Madame de St. Andre looked after the clean-limbed, athletic young figure as it disappeared rapidly through the trees. And suddenly a keen regret for what she had done swept over her. Did she love him, then, that she should wish him back? She sank upon the bench with a beating heart. She would have called out to him, have brought him back to her side, but that her pride held her in check.
“What insolence!” she said, half-starting up. “And yet—and yet—’tis more to my liking than fine phrases! And it was true—what he said—had he been Monsieur le Duc de Montmorency or Monsieur de Villeroi—! At least I shall see him again—he will come back—they always do.” But though she smiled, a curious foreboding and a sort of fear seized upon her.
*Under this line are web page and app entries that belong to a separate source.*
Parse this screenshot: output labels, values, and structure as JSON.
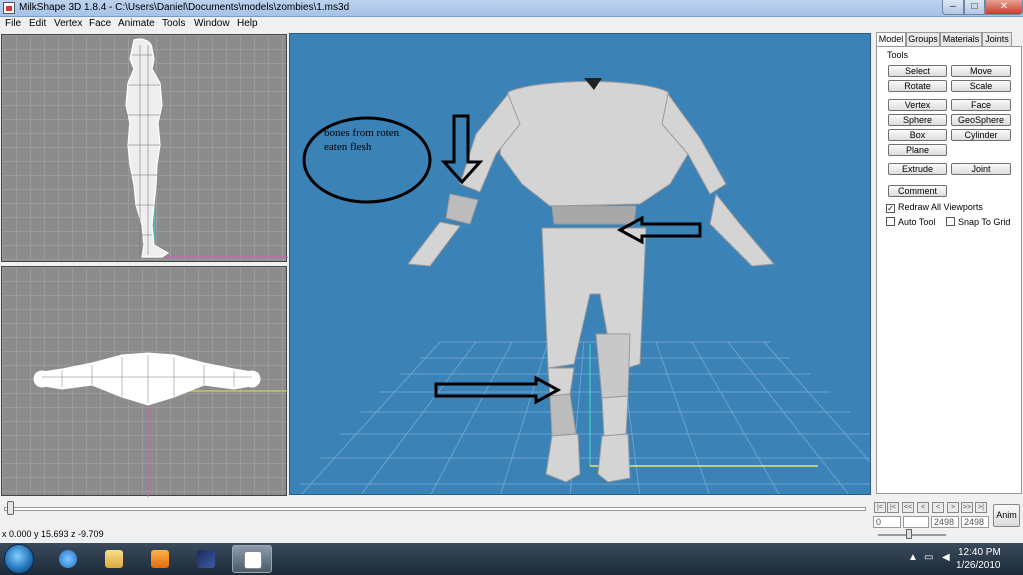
{
  "window": {
    "title": "MilkShape 3D 1.8.4 - C:\\Users\\Daniel\\Documents\\models\\zombies\\1.ms3d",
    "min_glyph": "–",
    "max_glyph": "□",
    "close_glyph": "✕"
  },
  "menu": [
    "File",
    "Edit",
    "Vertex",
    "Face",
    "Animate",
    "Tools",
    "Window",
    "Help"
  ],
  "annotation": {
    "text_line1": "bones from roten",
    "text_line2": "eaten flesh"
  },
  "panel": {
    "tabs": [
      "Model",
      "Groups",
      "Materials",
      "Joints"
    ],
    "tools_label": "Tools",
    "buttons": {
      "select": "Select",
      "move": "Move",
      "rotate": "Rotate",
      "scale": "Scale",
      "vertex": "Vertex",
      "face": "Face",
      "sphere": "Sphere",
      "geosphere": "GeoSphere",
      "box": "Box",
      "cylinder": "Cylinder",
      "plane": "Plane",
      "extrude": "Extrude",
      "joint": "Joint",
      "comment": "Comment"
    },
    "checkboxes": {
      "redraw": {
        "label": "Redraw All Viewports",
        "checked": true
      },
      "auto_tool": {
        "label": "Auto Tool",
        "checked": false
      },
      "snap": {
        "label": "Snap To Grid",
        "checked": false
      }
    }
  },
  "timeline": {
    "nav": [
      "|<",
      "|<",
      "<<",
      "<",
      "<",
      ">",
      ">>",
      ">|",
      ">|"
    ],
    "frame_value": "0",
    "frame_a": "2498",
    "frame_b": "2498",
    "anim_label": "Anim",
    "coords": "x 0.000 y 15.693 z -9.709"
  },
  "taskbar": {
    "time": "12:40 PM",
    "date": "1/26/2010"
  },
  "colors": {
    "viewport_3d": "#3b82b7",
    "viewport_grid": "#8c8c8c"
  }
}
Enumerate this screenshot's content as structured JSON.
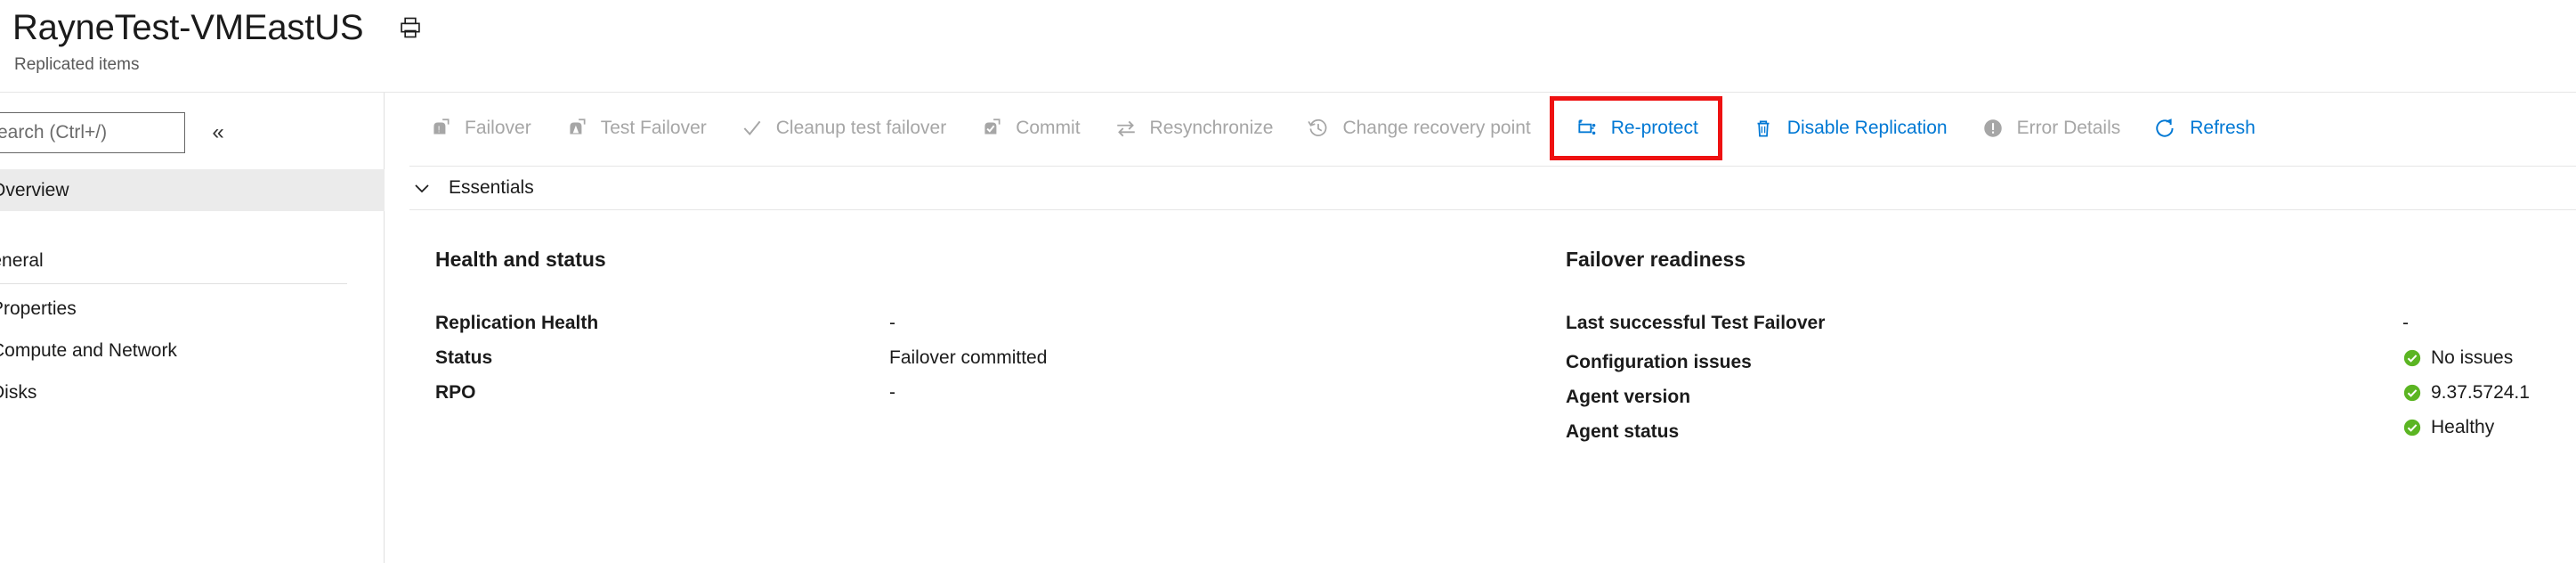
{
  "header": {
    "title": "RayneTest-VMEastUS",
    "subtitle": "Replicated items",
    "print_icon": "print-icon"
  },
  "sidebar": {
    "search": {
      "placeholder": "Search (Ctrl+/)",
      "value": ""
    },
    "collapse_glyph": "«",
    "items": [
      {
        "label": "Overview",
        "selected": true,
        "type": "item"
      },
      {
        "label": "General",
        "selected": false,
        "type": "section"
      },
      {
        "label": "Properties",
        "selected": false,
        "type": "item"
      },
      {
        "label": "Compute and Network",
        "selected": false,
        "type": "item"
      },
      {
        "label": "Disks",
        "selected": false,
        "type": "item"
      }
    ]
  },
  "commandbar": {
    "items": [
      {
        "label": "Failover",
        "icon": "failover-icon",
        "enabled": false,
        "highlighted": false
      },
      {
        "label": "Test Failover",
        "icon": "test-failover-icon",
        "enabled": false,
        "highlighted": false
      },
      {
        "label": "Cleanup test failover",
        "icon": "checkmark-icon",
        "enabled": false,
        "highlighted": false
      },
      {
        "label": "Commit",
        "icon": "commit-icon",
        "enabled": false,
        "highlighted": false
      },
      {
        "label": "Resynchronize",
        "icon": "resynchronize-icon",
        "enabled": false,
        "highlighted": false
      },
      {
        "label": "Change recovery point",
        "icon": "clock-history-icon",
        "enabled": false,
        "highlighted": false
      },
      {
        "label": "Re-protect",
        "icon": "re-protect-icon",
        "enabled": true,
        "highlighted": true
      },
      {
        "label": "Disable Replication",
        "icon": "trash-icon",
        "enabled": true,
        "highlighted": false
      },
      {
        "label": "Error Details",
        "icon": "error-icon",
        "enabled": false,
        "highlighted": false
      },
      {
        "label": "Refresh",
        "icon": "refresh-icon",
        "enabled": true,
        "highlighted": false
      }
    ]
  },
  "essentials": {
    "label": "Essentials",
    "chevron": "chevron-down-icon"
  },
  "main": {
    "left_column": {
      "heading": "Health and status",
      "rows": [
        {
          "key": "Replication Health",
          "value": "-",
          "status": false
        },
        {
          "key": "Status",
          "value": "Failover committed",
          "status": false
        },
        {
          "key": "RPO",
          "value": "-",
          "status": false
        }
      ]
    },
    "right_column": {
      "heading": "Failover readiness",
      "rows": [
        {
          "key": "Last successful Test Failover",
          "value": "-",
          "status": false
        },
        {
          "key": "Configuration issues",
          "value": "No issues",
          "status": true
        },
        {
          "key": "Agent version",
          "value": "9.37.5724.1",
          "status": true
        },
        {
          "key": "Agent status",
          "value": "Healthy",
          "status": true
        }
      ]
    }
  },
  "colors": {
    "accent": "#0078d4",
    "disabled": "#a6a6a6",
    "highlight_box": "#ee1111",
    "status_ok": "#5bb522",
    "selected_row": "#ebebeb"
  }
}
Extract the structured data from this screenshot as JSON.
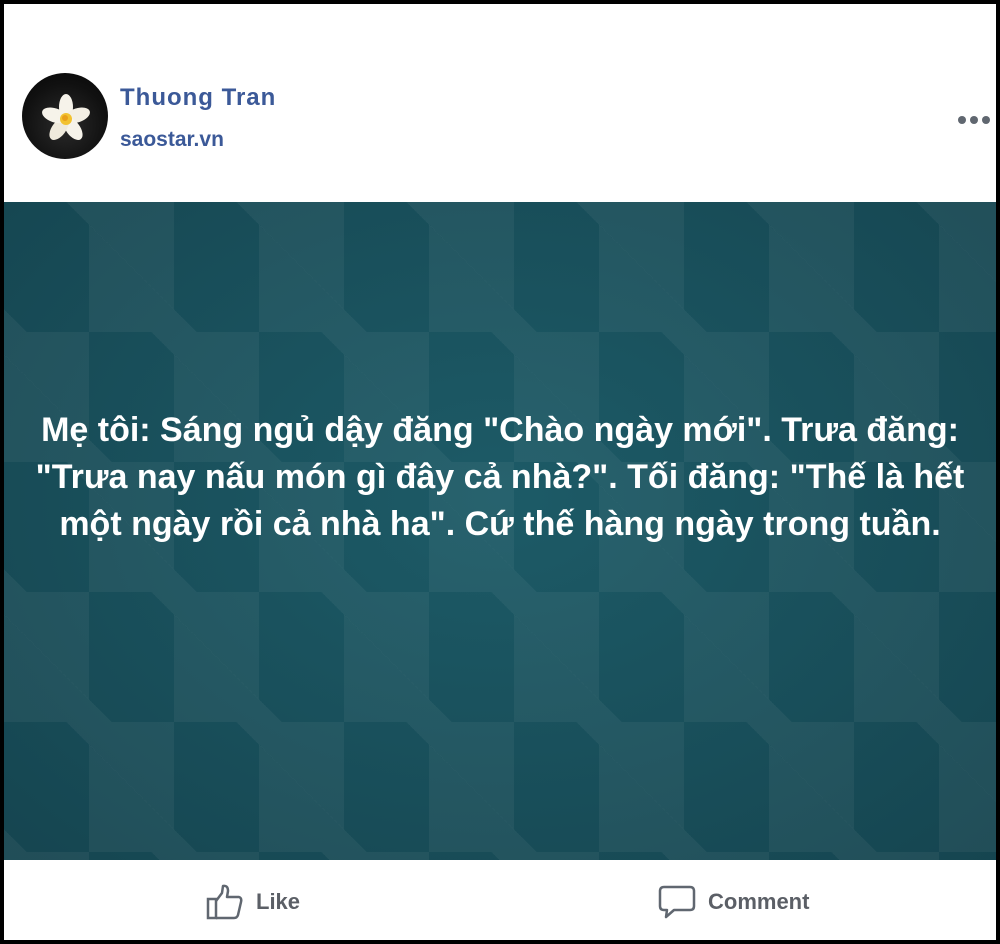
{
  "post": {
    "author_name": "Thuong Tran",
    "source": "saostar.vn",
    "status_text": "Mẹ tôi: Sáng ngủ dậy đăng \"Chào ngày mới\". Trưa đăng: \"Trưa nay nấu món gì đây cả nhà?\". Tối đăng: \"Thế là hết một ngày rồi cả nhà ha\". Cứ thế hàng ngày trong tuần."
  },
  "actions": {
    "like_label": "Like",
    "comment_label": "Comment"
  },
  "icons": {
    "avatar": "plumeria-flower-icon",
    "more": "more-options-icon",
    "like": "thumbs-up-icon",
    "comment": "speech-bubble-icon"
  },
  "colors": {
    "author_link": "#3b5998",
    "background_teal": "#19515e",
    "action_text": "#5b5f66",
    "border": "#000000"
  }
}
At the chateau Calvert found Mr. Jefferson making his adieux to Madame d’Azay and her guests. The horses had been ordered, and in a few minutes the gentlemen were ready to start. D’Azay walked with Calvert to where Bertrand stood holding them.
“’Tis an infernal shame, Ned,” he said, in a low tone, wringing the young man’s hand. “I guessed thy mission down here and thy face tells me how it has gone. As for myself, I would have wished for nothing better. Perhaps she may change her mind—all women do,” he added, hopefully. But Calvert only shook his head.
“She is for some greater and luckier man than I,” he said, quietly, taking the reins from Bertrand, and waving an adieu to the young lord as he rode down the avenue.
As d’Azay slowly made his way back to the chateau, Bertrand stood for a moment looking after him before mounting to follow Mr. Jefferson and Calvert.
“And so,” he said, half-aloud, “that was Monsieur’s reason for coming to Azay-le-Roi! And she won’t have him! All women are fools, and these great ladies seem to be the biggest fools of all. She will not find his equal among the white-livered aristocrats who swarm around her. I wish I could revenge Monsieur for this,” he said, savagely, and jumping on his horse he rode after the two gentlemen.
The journey back to Tours was made more quickly than coming, and Mr. Jefferson was so full of his visit to Azay-le-Roi as not to notice Calvert’s preoccupation and silence. They rode into the town in the late afternoon and made their way to the Boule d’Or, where Calvert, who had a sudden longing to be alone, left Mr. Jefferson writing letters, and strolled back into the old town.
Almost before he was aware of it he found himself in the little square before the great Cathedral. With a sudden impulse he entered and leaned against one of the fretted columns. A chorister was practising softly in the transept overhead. ’Twas the benedictus from one of Mozart’s masses.